- Matting Based On Facility Type, Foot Traffic
- Should You Rent Or Buy Mats?
Customized Matting Boosts Facility Branding
If a building owner has standards surrounding branding or aesthetics, purchasing their own mats is a way to enhance those choices. Mats can be customized in proprietary colors and designed with logos to reinforce branding and overall ambience.
“Owning mats offers more choices in size, color and customization than rental programs,” says Silverman, adding that “many distributors have cost calculators which will allow for comparison between rental and owning.”
The benefits of mats are not limited to cleaner floors, longevity of flooring, or adding a component to a branding strategy. Safety is another plus. By trapping moisture and debris before it can be deposited on floors, mats can help prevent slip-and-fall accidents.
This can become a double-edged sword, however, if mats are not routinely cleaned and maintained. Mats that become saturated will allow moisture to be carried further into a building and deposited on floors, causing a slipping hazard or staining carpeting.
Meanwhile, matting itself can create hazards BSCs should be aware of. Placing inadequate or poor-quality matting that may become rippled, buckled, or curled has the potential to be a tripping hazard. When speaking with building owners about matting programs, it’s important that BSCs include routine care and maintenance guidelines in the plan.
Those conversations should also highlight less obvious benefits to matting programs. For example, mats can contribute to the green cleaning goals of building owners and facility managers who seek to purchase or use environmentally-friendly products.
“Mats improve air quality by eliminating dust particles from entering the building, which can be hazardous to the health of building occupants,” says Silverman.
Other contaminants that can hitch a ride on people’s shoes include pollen, pesticides, chemicals, oil, dirt and debris. Stopping these at the entrance keeps them from finding their way into interior air or being taken into an HVAC system and distributed throughout the facility.
“Knowing that almost 90 percent of dust, dirt, and moisture can be contained within approximately 15 feet of the entrance to a building should give any facility manager peace of mind,” says Spallone.
In listing the “green” benefits of mats, Cadell adds, “There are options that use recycled plastic to manufacture the mat. Also, with the dirt it keeps out it helps reduce the amount of chemicals used to keep a building clean.”

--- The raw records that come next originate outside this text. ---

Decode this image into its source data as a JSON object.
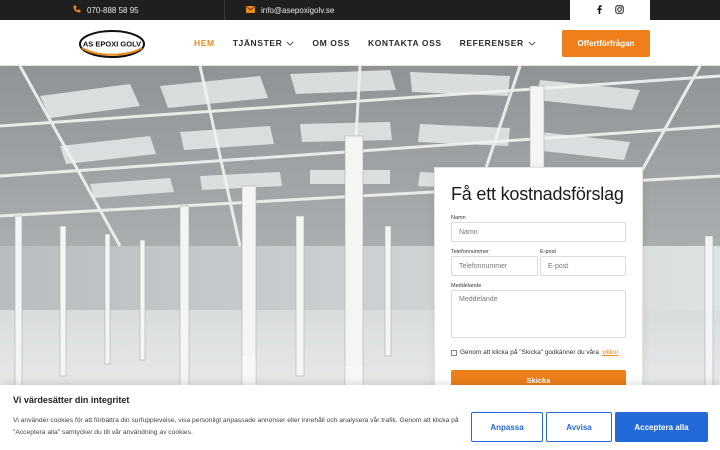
{
  "topbar": {
    "phone": "070-888 58 95",
    "email": "info@asepoxigolv.se",
    "phone_icon": "phone-icon",
    "email_icon": "envelope-icon",
    "social_icons": [
      "facebook-icon",
      "instagram-icon"
    ]
  },
  "logo": {
    "text": "AS EPOXI GOLV"
  },
  "nav": {
    "items": [
      {
        "label": "HEM",
        "active": true
      },
      {
        "label": "TJÄNSTER",
        "dropdown": true
      },
      {
        "label": "OM OSS"
      },
      {
        "label": "KONTAKTA OSS"
      },
      {
        "label": "REFERENSER",
        "dropdown": true
      }
    ],
    "cta": "Offertförfrågan"
  },
  "form": {
    "title": "Få ett kostnadsförslag",
    "name_label": "Namn",
    "name_placeholder": "Namn",
    "phone_label": "Telefonnummer",
    "phone_placeholder": "Telefonnummer",
    "email_label": "E-post",
    "email_placeholder": "E-post",
    "message_label": "Meddelande",
    "message_placeholder": "Meddelande",
    "consent_text": "Genom att klicka på \"Skicka\" godkänner du våra",
    "consent_link": "villkor",
    "submit": "Skicka"
  },
  "cookie": {
    "title": "Vi värdesätter din integritet",
    "text": "Vi använder cookies för att förbättra din surfupplevelse, visa personligt anpassade annonser eller innehåll och analysera vår trafik. Genom att klicka på \"Acceptera alla\" samtycker du till vår användning av cookies.",
    "customize": "Anpassa",
    "reject": "Avvisa",
    "accept": "Acceptera alla"
  },
  "colors": {
    "accent": "#ee7f1b",
    "topbar_bg": "#1f1f1f",
    "cookie_blue": "#2369d8"
  }
}
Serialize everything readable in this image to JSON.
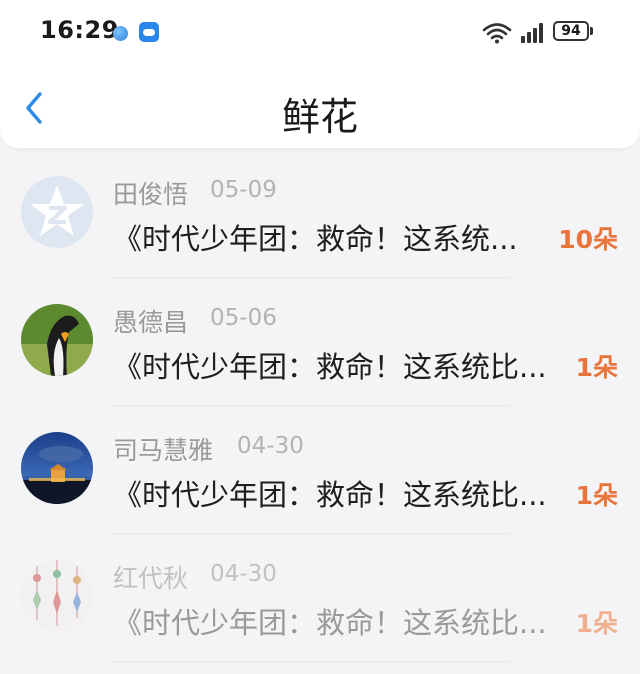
{
  "status_bar": {
    "time": "16:29",
    "battery": "94",
    "icons": [
      "browser-icon",
      "weather-app-icon",
      "wifi-icon",
      "signal-icon",
      "battery-icon"
    ]
  },
  "header": {
    "title": "鲜花",
    "back_icon": "chevron-left-icon"
  },
  "colors": {
    "accent": "#2b8be6",
    "flower_count": "#e8743a"
  },
  "items": [
    {
      "name": "田俊悟",
      "date": "05-09",
      "message": "《时代少年团：救命！这系统...",
      "flowers": "10朵",
      "avatar": "qzone-star-avatar"
    },
    {
      "name": "愚德昌",
      "date": "05-06",
      "message": "《时代少年团：救命！这系统比...",
      "flowers": "1朵",
      "avatar": "penguin-photo-avatar"
    },
    {
      "name": "司马慧雅",
      "date": "04-30",
      "message": "《时代少年团：救命！这系统比...",
      "flowers": "1朵",
      "avatar": "night-cityscape-avatar"
    },
    {
      "name": "红代秋",
      "date": "04-30",
      "message": "《时代少年团：救命！这系统比...",
      "flowers": "1朵",
      "avatar": "hanging-ornaments-avatar"
    }
  ]
}
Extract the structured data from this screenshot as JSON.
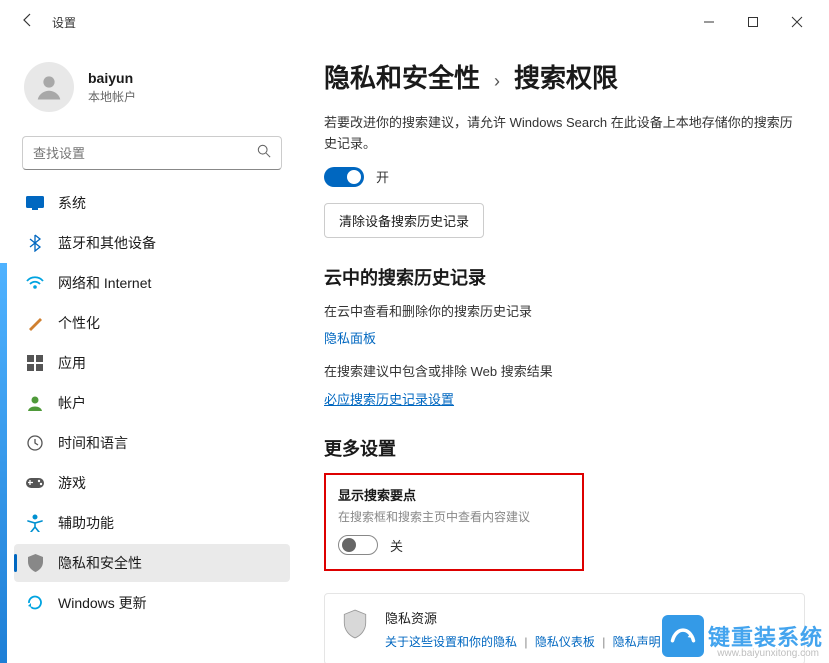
{
  "titlebar": {
    "title": "设置"
  },
  "account": {
    "name": "baiyun",
    "sub": "本地帐户"
  },
  "search": {
    "placeholder": "查找设置"
  },
  "nav": [
    {
      "key": "system",
      "label": "系统",
      "icon": "system",
      "color": "#0067c0"
    },
    {
      "key": "bluetooth",
      "label": "蓝牙和其他设备",
      "icon": "bluetooth",
      "color": "#0067c0"
    },
    {
      "key": "network",
      "label": "网络和 Internet",
      "icon": "wifi",
      "color": "#00a3e0"
    },
    {
      "key": "personalization",
      "label": "个性化",
      "icon": "brush",
      "color": "#d08030"
    },
    {
      "key": "apps",
      "label": "应用",
      "icon": "apps",
      "color": "#555"
    },
    {
      "key": "accounts",
      "label": "帐户",
      "icon": "person",
      "color": "#4f9a3a"
    },
    {
      "key": "time",
      "label": "时间和语言",
      "icon": "clock",
      "color": "#555"
    },
    {
      "key": "gaming",
      "label": "游戏",
      "icon": "game",
      "color": "#555"
    },
    {
      "key": "accessibility",
      "label": "辅助功能",
      "icon": "access",
      "color": "#0090d0"
    },
    {
      "key": "privacy",
      "label": "隐私和安全性",
      "icon": "shield",
      "color": "#888",
      "selected": true
    },
    {
      "key": "update",
      "label": "Windows 更新",
      "icon": "update",
      "color": "#00a3e0"
    }
  ],
  "crumbs": {
    "c1": "隐私和安全性",
    "c2": "搜索权限"
  },
  "sec_local": {
    "desc": "若要改进你的搜索建议，请允许 Windows Search 在此设备上本地存储你的搜索历史记录。",
    "toggle_label": "开",
    "clear_btn": "清除设备搜索历史记录"
  },
  "sec_cloud": {
    "heading": "云中的搜索历史记录",
    "line1": "在云中查看和删除你的搜索历史记录",
    "link1": "隐私面板",
    "line2": "在搜索建议中包含或排除 Web 搜索结果",
    "link2": "必应搜索历史记录设置"
  },
  "sec_more": {
    "heading": "更多设置",
    "box_title": "显示搜索要点",
    "box_desc": "在搜索框和搜索主页中查看内容建议",
    "box_toggle_label": "关"
  },
  "card": {
    "title": "隐私资源",
    "link1": "关于这些设置和你的隐私",
    "link2": "隐私仪表板",
    "link3": "隐私声明"
  },
  "watermark": {
    "text": "键重装系统",
    "url": "www.baiyunxitong.com"
  }
}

Armed with information about the benefits of a comprehensive matting system and its impact on facility cleaning, maintenance, and the resulting long-term savings, BSCs can work with building owners and facility managers to improve the safety and appeal of their facilities for building visitors and occupants.
Shannon O’Connor is a freelance writer from Mason, Ohio.
Should You Rent Or Buy Mats?